By remaining a member of the EU, key decisions made in the UK risked "being ridden over roughshod" by EU institutions, she said.
Scottish First Minister Nicola Sturgeon warned that if the UK voted to leave the EU but Scotland did not, it would "almost certainly" trigger demands for another referendum on Scottish independence.
Meanwhile, Hilary Benn, Labour's shadow foreign secretary, told the BBC's Sunday Politics that EU membership was "good for jobs, investment and growth".
He said "the whole Labour movement" would be campaigning to stay in, but he ruled out sharing a platform with Mr Cameron.
"We make our own arguments in our way to try and win the case and the prime minister can do the same in his way with his party and the people that he is seeking to persuade," he said.
'Mired in the past'
Splits in the cabinet over the referendum have been laid bare by interviews and articles in Sunday's newspapers.
Writing in the Observer, Foreign Secretary Phillip Hammond said "leaving the EU would be a threat to our economic security and our national security".
In an article for the Mail on Sunday, Business Secretary Sajid Javid said he would be voting for the UK to remain in the EU with a "heavy heart" and no "enthusiasm". He said leaving the EU could add to "economic turbulence".
However, Justice Secretary Michael Gove - a close friend and ally of Mr Cameron - wrote in the Sunday Telegraph that the EU was "mired in the past". He said choosing to join the leave campaign had been "the most difficult decision of my political life".
Northern Ireland Secretary Theresa Villiers told the BBC leaving the EU was a safer option than staying in it.
She said there had been a sense of history at the cabinet meeting to discuss the vote - the first to be called on a Saturday since the Falklands War.
Former Home Secretary Alan Johnson, who is leading Labour's campaign to stay in the EU, said people should not be distracted by Conservative divisions over Europe, saying the referendum was about "much more important issues".
Referring to the cabinet members who are campaigning for an EU exit, he said "they're not the six most astute politicians that I've ever met in the cabinet".

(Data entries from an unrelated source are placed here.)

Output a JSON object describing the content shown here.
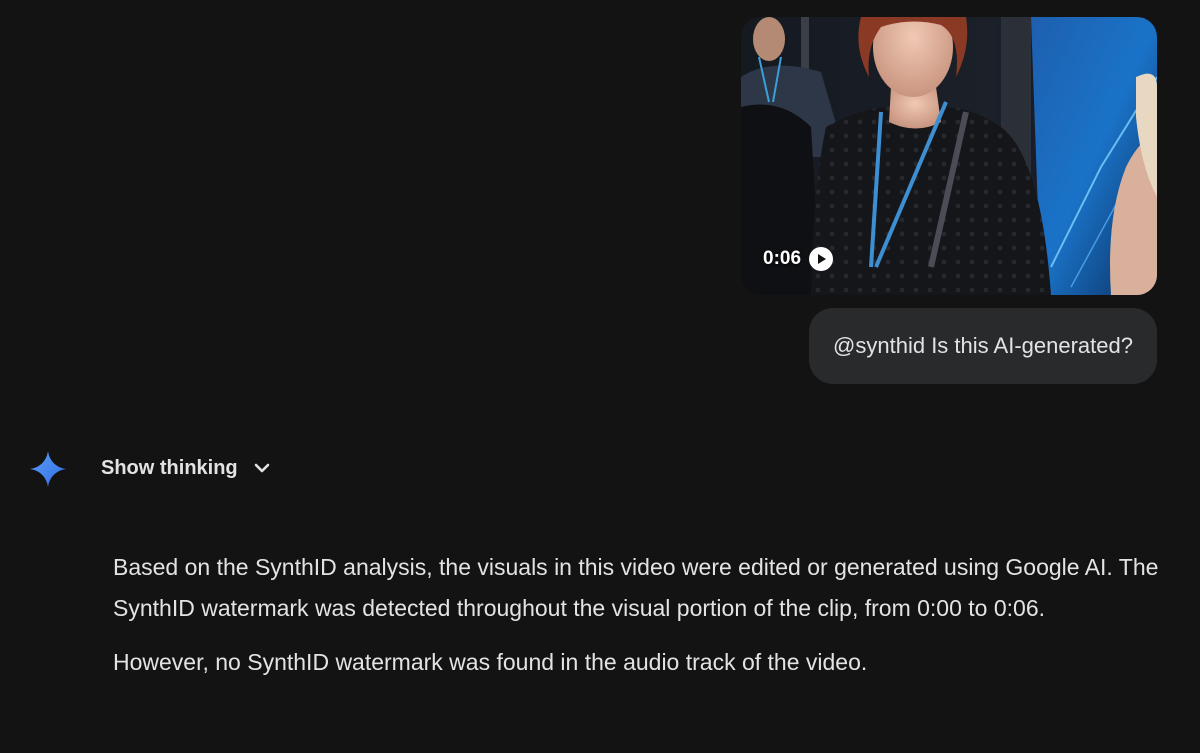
{
  "video": {
    "duration": "0:06",
    "play_icon": "play-icon"
  },
  "user_message": {
    "text": "@synthid Is this AI-generated?"
  },
  "response": {
    "avatar_icon": "gemini-sparkle-icon",
    "show_thinking_label": "Show thinking",
    "toggle_icon": "chevron-down-icon",
    "paragraphs": [
      "Based on the SynthID analysis, the visuals in this video were edited or generated using Google AI. The SynthID watermark was detected throughout the visual portion of the clip, from 0:00 to 0:06.",
      "However, no SynthID watermark was found in the audio track of the video."
    ]
  },
  "colors": {
    "background": "#131314",
    "bubble": "#282a2c",
    "text": "#e3e3e3",
    "accent": "#4a8cf7"
  }
}
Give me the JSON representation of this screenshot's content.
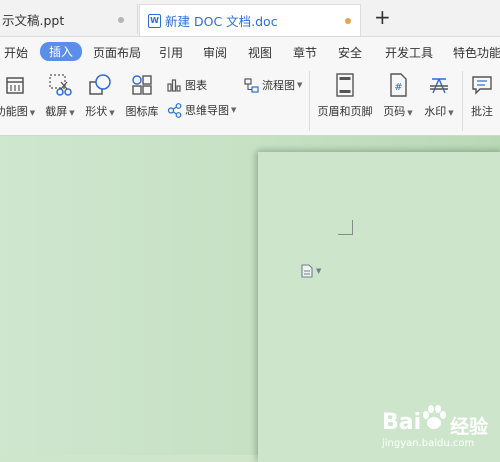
{
  "tabs": [
    {
      "label": "示文稿.ppt"
    },
    {
      "label": "新建 DOC 文档.doc",
      "icon_letter": "W"
    }
  ],
  "new_tab_label": "+",
  "menu": {
    "items": [
      "开始",
      "插入",
      "页面布局",
      "引用",
      "审阅",
      "视图",
      "章节",
      "安全",
      "开发工具",
      "特色功能"
    ],
    "active": "插入"
  },
  "ribbon": {
    "func_chart": "功能图",
    "screenshot": "截屏",
    "shapes": "形状",
    "icon_library": "图标库",
    "chart": "图表",
    "mind_map": "思维导图",
    "flowchart": "流程图",
    "header_footer": "页眉和页脚",
    "page_number": "页码",
    "watermark": "水印",
    "comment": "批注"
  },
  "watermark_site": {
    "brand_latin": "Bai",
    "brand_cn": "经验",
    "url": "jingyan.baidu.com"
  },
  "colors": {
    "accent": "#5b8ee8",
    "doc_tab_text": "#2c6cd6",
    "unsaved_dot": "#f0a04b",
    "background": "#cfe6cd"
  }
}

Labour, the SNP, Plaid Cymru and the Lib Dems have said they are in favour of staying in the EU. The DUP said it will recommend voting to leave the bloc.